## Exercise prompt
List each line of the data that holds the word "subject".

App and web page records:
<<<<
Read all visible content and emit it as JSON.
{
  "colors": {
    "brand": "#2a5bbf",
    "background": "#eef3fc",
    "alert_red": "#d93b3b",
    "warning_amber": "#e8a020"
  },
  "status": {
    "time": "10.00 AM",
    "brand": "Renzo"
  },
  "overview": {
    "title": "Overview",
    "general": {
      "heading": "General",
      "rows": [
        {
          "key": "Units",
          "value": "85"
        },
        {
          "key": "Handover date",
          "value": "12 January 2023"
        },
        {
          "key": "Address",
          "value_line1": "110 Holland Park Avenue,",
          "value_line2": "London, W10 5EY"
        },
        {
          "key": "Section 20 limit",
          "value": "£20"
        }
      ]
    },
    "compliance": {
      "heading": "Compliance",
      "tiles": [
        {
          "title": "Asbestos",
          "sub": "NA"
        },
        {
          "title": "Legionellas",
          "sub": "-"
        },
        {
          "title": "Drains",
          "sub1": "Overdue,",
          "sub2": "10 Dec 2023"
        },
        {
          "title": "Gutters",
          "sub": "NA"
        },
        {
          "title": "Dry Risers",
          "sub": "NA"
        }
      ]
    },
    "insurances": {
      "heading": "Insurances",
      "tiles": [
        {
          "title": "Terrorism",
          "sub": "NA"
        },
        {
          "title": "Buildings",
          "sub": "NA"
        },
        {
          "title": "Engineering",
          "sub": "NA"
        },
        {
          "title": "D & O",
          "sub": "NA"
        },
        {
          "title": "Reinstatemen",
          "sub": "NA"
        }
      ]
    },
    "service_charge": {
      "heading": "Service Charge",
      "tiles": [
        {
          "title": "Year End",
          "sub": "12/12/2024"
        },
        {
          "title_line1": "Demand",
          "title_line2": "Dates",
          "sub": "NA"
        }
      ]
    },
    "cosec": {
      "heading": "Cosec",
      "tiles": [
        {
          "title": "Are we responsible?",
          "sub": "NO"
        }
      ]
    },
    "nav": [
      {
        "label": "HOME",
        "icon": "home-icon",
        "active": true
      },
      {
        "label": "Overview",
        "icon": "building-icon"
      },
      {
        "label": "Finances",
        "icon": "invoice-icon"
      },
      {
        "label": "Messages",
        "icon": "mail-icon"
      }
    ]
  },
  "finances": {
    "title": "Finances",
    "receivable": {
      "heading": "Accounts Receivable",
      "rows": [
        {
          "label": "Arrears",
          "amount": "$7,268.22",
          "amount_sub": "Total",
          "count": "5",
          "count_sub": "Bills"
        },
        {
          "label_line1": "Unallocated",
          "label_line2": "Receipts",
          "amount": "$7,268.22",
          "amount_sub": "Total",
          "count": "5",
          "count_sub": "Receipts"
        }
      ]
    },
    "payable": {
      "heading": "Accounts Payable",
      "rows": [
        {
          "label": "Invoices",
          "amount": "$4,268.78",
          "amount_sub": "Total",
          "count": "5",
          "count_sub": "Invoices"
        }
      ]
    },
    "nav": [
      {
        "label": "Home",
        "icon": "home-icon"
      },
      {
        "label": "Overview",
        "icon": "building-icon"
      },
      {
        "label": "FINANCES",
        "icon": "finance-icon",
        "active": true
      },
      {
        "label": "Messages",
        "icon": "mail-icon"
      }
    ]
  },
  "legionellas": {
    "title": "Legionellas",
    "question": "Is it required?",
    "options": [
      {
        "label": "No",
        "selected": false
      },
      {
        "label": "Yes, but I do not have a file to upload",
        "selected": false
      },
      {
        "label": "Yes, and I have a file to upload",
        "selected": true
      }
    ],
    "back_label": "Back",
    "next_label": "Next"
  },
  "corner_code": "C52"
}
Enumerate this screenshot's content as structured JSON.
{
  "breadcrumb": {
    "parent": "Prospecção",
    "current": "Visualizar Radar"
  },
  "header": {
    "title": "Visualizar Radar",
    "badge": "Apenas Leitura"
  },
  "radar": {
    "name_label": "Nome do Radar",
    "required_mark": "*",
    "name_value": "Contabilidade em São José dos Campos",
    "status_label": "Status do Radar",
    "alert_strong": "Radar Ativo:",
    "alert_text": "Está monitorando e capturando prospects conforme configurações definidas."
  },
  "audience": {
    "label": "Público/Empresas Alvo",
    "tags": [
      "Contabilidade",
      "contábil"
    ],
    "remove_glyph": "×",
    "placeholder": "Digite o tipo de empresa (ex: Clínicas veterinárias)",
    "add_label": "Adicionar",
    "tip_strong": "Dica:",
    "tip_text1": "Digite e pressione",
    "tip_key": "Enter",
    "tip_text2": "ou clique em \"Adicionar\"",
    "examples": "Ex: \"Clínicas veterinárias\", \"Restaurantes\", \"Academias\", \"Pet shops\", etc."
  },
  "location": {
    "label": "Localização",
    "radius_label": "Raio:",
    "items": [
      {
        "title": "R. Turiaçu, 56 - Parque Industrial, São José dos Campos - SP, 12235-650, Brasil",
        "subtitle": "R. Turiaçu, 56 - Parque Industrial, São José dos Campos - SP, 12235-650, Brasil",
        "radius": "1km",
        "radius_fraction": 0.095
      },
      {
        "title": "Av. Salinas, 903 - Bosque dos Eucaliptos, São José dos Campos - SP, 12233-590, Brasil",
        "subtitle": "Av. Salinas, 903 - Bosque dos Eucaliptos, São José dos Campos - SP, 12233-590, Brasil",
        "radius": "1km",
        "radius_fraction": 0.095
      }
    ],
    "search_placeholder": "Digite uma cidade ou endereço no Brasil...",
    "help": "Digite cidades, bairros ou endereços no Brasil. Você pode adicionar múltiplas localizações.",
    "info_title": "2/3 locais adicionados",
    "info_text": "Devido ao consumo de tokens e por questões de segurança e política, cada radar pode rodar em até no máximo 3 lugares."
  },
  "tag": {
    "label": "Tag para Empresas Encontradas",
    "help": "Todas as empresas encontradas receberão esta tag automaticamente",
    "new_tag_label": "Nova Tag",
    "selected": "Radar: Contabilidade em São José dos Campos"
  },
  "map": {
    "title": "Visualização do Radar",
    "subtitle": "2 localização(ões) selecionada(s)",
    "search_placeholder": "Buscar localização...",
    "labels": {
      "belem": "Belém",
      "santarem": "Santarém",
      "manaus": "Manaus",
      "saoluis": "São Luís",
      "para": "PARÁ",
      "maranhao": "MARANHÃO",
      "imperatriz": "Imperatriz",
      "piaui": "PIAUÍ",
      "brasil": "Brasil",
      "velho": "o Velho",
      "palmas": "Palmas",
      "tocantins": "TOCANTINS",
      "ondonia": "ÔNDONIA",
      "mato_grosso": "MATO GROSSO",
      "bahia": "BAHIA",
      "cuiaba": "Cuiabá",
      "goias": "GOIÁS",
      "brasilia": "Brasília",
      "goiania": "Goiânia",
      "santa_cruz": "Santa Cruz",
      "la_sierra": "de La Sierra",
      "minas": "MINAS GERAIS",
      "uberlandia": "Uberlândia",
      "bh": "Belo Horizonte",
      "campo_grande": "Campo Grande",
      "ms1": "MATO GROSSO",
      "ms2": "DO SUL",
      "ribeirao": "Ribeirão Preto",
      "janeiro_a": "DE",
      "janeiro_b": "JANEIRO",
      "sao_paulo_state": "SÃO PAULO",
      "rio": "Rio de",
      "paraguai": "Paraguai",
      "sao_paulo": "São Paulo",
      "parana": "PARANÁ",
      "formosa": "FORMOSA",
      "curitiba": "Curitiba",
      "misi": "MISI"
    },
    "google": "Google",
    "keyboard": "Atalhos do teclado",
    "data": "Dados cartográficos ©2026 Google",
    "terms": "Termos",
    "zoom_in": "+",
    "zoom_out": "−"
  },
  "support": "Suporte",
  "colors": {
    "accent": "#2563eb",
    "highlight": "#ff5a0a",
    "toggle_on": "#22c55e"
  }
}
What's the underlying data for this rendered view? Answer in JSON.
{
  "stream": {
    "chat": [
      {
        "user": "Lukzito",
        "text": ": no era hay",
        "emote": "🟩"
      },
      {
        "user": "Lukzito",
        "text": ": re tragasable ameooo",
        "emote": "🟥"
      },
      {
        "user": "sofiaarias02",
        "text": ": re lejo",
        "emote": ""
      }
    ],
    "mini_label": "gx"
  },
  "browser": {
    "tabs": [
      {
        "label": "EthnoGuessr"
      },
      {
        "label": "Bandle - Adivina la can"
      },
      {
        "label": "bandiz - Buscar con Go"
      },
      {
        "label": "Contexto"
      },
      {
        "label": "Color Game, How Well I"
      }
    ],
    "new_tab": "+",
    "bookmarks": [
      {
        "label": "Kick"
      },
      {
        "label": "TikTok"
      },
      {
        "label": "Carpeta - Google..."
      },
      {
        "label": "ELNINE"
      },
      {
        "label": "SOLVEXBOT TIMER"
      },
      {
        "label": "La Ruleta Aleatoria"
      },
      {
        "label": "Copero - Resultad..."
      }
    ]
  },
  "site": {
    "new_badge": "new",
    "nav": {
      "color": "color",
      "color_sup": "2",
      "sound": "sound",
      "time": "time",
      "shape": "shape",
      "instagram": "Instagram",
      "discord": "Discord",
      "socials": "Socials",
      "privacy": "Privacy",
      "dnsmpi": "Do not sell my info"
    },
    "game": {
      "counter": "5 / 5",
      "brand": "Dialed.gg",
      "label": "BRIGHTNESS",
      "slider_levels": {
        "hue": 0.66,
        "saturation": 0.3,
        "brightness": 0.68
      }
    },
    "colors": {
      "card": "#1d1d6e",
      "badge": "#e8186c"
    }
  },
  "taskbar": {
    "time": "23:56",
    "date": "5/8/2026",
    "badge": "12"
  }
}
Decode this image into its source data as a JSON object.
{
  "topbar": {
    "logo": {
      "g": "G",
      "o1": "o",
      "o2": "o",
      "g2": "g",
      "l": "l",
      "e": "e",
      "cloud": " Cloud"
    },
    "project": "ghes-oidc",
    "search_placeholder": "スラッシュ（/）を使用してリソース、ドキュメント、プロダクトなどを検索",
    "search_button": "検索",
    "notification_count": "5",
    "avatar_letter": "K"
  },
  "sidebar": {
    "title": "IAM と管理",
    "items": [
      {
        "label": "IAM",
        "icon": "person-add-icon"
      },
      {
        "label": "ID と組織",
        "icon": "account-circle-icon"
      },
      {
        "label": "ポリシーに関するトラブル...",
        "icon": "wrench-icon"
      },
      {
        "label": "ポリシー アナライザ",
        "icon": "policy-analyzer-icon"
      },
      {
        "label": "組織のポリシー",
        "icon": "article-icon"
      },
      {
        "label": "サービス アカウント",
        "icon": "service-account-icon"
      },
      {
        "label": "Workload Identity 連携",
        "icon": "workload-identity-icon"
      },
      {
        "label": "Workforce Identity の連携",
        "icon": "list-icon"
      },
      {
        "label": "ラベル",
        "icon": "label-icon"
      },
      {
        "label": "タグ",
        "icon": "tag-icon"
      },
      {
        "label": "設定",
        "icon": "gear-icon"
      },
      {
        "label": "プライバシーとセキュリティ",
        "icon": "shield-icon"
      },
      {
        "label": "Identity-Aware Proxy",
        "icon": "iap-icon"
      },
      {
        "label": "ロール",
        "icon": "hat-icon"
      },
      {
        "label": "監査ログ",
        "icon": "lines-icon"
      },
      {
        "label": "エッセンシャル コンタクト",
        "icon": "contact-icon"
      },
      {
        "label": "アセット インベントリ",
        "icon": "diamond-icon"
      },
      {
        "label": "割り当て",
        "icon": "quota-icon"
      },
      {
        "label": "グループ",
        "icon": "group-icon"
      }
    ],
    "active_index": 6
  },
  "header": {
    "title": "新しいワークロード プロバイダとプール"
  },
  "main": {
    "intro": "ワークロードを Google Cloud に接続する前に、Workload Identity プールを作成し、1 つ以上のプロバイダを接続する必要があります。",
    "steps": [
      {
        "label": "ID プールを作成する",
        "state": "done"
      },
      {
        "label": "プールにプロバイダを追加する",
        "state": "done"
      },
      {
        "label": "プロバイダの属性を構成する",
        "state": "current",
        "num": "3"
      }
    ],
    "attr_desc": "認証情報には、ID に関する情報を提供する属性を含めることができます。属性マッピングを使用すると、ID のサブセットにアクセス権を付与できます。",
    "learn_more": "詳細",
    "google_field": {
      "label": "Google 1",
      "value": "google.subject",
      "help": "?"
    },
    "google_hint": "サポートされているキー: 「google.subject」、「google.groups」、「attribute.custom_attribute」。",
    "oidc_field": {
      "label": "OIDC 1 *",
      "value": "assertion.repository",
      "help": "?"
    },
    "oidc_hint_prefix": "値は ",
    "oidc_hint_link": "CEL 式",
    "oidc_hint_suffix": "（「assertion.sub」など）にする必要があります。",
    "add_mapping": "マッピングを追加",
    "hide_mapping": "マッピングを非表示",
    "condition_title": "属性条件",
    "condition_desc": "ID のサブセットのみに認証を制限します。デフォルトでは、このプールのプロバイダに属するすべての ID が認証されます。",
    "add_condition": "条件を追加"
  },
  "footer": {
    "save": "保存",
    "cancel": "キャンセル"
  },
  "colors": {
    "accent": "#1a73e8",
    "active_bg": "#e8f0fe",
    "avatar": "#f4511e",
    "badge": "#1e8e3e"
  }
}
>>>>
## Exercise answer
      "value": "google.subject",
    "google_hint": "サポートされているキー: 「google.subject」、「google.groups」、「attribute.custom_attribute」。",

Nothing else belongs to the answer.